▶ **EXERCISE DETAILS**
Retype the entries in full.
--- LISTED RECORDS Enclosed Below ---
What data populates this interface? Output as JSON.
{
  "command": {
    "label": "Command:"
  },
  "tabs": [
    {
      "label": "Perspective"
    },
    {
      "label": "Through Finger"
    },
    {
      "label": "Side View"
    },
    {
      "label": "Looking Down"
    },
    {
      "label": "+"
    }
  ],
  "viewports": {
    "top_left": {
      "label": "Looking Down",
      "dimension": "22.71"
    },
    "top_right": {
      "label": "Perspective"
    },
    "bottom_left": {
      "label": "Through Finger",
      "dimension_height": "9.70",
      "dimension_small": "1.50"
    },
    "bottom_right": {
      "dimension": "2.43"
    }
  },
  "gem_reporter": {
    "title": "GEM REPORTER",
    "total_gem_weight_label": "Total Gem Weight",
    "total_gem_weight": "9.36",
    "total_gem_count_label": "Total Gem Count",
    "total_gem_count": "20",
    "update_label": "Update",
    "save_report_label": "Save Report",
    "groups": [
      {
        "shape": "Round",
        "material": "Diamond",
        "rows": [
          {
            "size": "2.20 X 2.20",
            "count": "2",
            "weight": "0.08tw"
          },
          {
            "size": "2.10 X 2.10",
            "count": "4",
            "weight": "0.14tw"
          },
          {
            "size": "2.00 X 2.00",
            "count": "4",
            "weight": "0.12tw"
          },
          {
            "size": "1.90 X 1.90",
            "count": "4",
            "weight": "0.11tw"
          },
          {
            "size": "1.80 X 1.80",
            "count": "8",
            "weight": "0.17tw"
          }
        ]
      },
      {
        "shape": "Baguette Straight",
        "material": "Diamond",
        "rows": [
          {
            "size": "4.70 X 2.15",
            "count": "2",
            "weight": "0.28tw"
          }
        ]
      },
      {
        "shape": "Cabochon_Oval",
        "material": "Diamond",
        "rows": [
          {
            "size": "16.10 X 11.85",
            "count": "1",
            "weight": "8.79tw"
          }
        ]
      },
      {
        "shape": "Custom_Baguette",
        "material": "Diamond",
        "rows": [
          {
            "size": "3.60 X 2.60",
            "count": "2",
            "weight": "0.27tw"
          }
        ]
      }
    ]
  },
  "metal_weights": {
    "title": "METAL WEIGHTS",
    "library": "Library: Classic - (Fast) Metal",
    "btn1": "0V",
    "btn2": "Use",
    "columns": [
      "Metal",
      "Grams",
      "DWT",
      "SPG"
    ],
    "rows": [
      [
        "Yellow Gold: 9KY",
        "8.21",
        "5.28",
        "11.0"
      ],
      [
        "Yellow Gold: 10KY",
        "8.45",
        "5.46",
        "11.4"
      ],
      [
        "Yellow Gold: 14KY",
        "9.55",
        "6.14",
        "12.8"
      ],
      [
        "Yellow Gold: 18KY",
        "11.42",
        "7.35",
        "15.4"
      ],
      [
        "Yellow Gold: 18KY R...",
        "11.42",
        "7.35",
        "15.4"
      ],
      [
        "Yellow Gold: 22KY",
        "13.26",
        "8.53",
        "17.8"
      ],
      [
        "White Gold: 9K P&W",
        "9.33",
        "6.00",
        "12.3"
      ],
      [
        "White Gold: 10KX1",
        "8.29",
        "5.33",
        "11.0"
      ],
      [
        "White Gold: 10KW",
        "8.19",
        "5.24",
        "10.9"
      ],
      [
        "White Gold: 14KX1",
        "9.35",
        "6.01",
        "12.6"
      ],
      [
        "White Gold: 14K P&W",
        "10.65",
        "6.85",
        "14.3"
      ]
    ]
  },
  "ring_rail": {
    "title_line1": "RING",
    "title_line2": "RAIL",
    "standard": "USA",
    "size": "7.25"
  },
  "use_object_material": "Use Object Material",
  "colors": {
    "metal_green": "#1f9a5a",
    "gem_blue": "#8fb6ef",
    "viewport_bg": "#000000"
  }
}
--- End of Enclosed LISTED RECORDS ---
▶ **OUTPUT FOR THIS EXERCISE**
What data populates this interface? Output as JSON.
{
  "command": {
    "label": "Command:"
  },
  "tabs": [
    {
      "label": "Perspective"
    },
    {
      "label": "Through Finger"
    },
    {
      "label": "Side View"
    },
    {
      "label": "Looking Down"
    },
    {
      "label": "+"
    }
  ],
  "viewports": {
    "top_left": {
      "label": "Looking Down",
      "dimension": "22.71"
    },
    "top_right": {
      "label": "Perspective"
    },
    "bottom_left": {
      "label": "Through Finger",
      "dimension_height": "9.70",
      "dimension_small": "1.50"
    },
    "bottom_right": {
      "dimension": "2.43"
    }
  },
  "gem_reporter": {
    "title": "GEM REPORTER",
    "total_gem_weight_label": "Total Gem Weight",
    "total_gem_weight": "9.36",
    "total_gem_count_label": "Total Gem Count",
    "total_gem_count": "20",
    "update_label": "Update",
    "save_report_label": "Save Report",
    "groups": [
      {
        "shape": "Round",
        "material": "Diamond",
        "rows": [
          {
            "size": "2.20 X 2.20",
            "count": "2",
            "weight": "0.08tw"
          },
          {
            "size": "2.10 X 2.10",
            "count": "4",
            "weight": "0.14tw"
          },
          {
            "size": "2.00 X 2.00",
            "count": "4",
            "weight": "0.12tw"
          },
          {
            "size": "1.90 X 1.90",
            "count": "4",
            "weight": "0.11tw"
          },
          {
            "size": "1.80 X 1.80",
            "count": "8",
            "weight": "0.17tw"
          }
        ]
      },
      {
        "shape": "Baguette Straight",
        "material": "Diamond",
        "rows": [
          {
            "size": "4.70 X 2.15",
            "count": "2",
            "weight": "0.28tw"
          }
        ]
      },
      {
        "shape": "Cabochon_Oval",
        "material": "Diamond",
        "rows": [
          {
            "size": "16.10 X 11.85",
            "count": "1",
            "weight": "8.79tw"
          }
        ]
      },
      {
        "shape": "Custom_Baguette",
        "material": "Diamond",
        "rows": [
          {
            "size": "3.60 X 2.60",
            "count": "2",
            "weight": "0.27tw"
          }
        ]
      }
    ]
  },
  "metal_weights": {
    "title": "METAL WEIGHTS",
    "library": "Library: Classic - (Fast) Metal",
    "btn1": "0V",
    "btn2": "Use",
    "columns": [
      "Metal",
      "Grams",
      "DWT",
      "SPG"
    ],
    "rows": [
      [
        "Yellow Gold: 9KY",
        "8.21",
        "5.28",
        "11.0"
      ],
      [
        "Yellow Gold: 10KY",
        "8.45",
        "5.46",
        "11.4"
      ],
      [
        "Yellow Gold: 14KY",
        "9.55",
        "6.14",
        "12.8"
      ],
      [
        "Yellow Gold: 18KY",
        "11.42",
        "7.35",
        "15.4"
      ],
      [
        "Yellow Gold: 18KY R...",
        "11.42",
        "7.35",
        "15.4"
      ],
      [
        "Yellow Gold: 22KY",
        "13.26",
        "8.53",
        "17.8"
      ],
      [
        "White Gold: 9K P&W",
        "9.33",
        "6.00",
        "12.3"
      ],
      [
        "White Gold: 10KX1",
        "8.29",
        "5.33",
        "11.0"
      ],
      [
        "White Gold: 10KW",
        "8.19",
        "5.24",
        "10.9"
      ],
      [
        "White Gold: 14KX1",
        "9.35",
        "6.01",
        "12.6"
      ],
      [
        "White Gold: 14K P&W",
        "10.65",
        "6.85",
        "14.3"
      ]
    ]
  },
  "ring_rail": {
    "title_line1": "RING",
    "title_line2": "RAIL",
    "standard": "USA",
    "size": "7.25"
  },
  "use_object_material": "Use Object Material",
  "colors": {
    "metal_green": "#1f9a5a",
    "gem_blue": "#8fb6ef",
    "viewport_bg": "#000000"
  }
}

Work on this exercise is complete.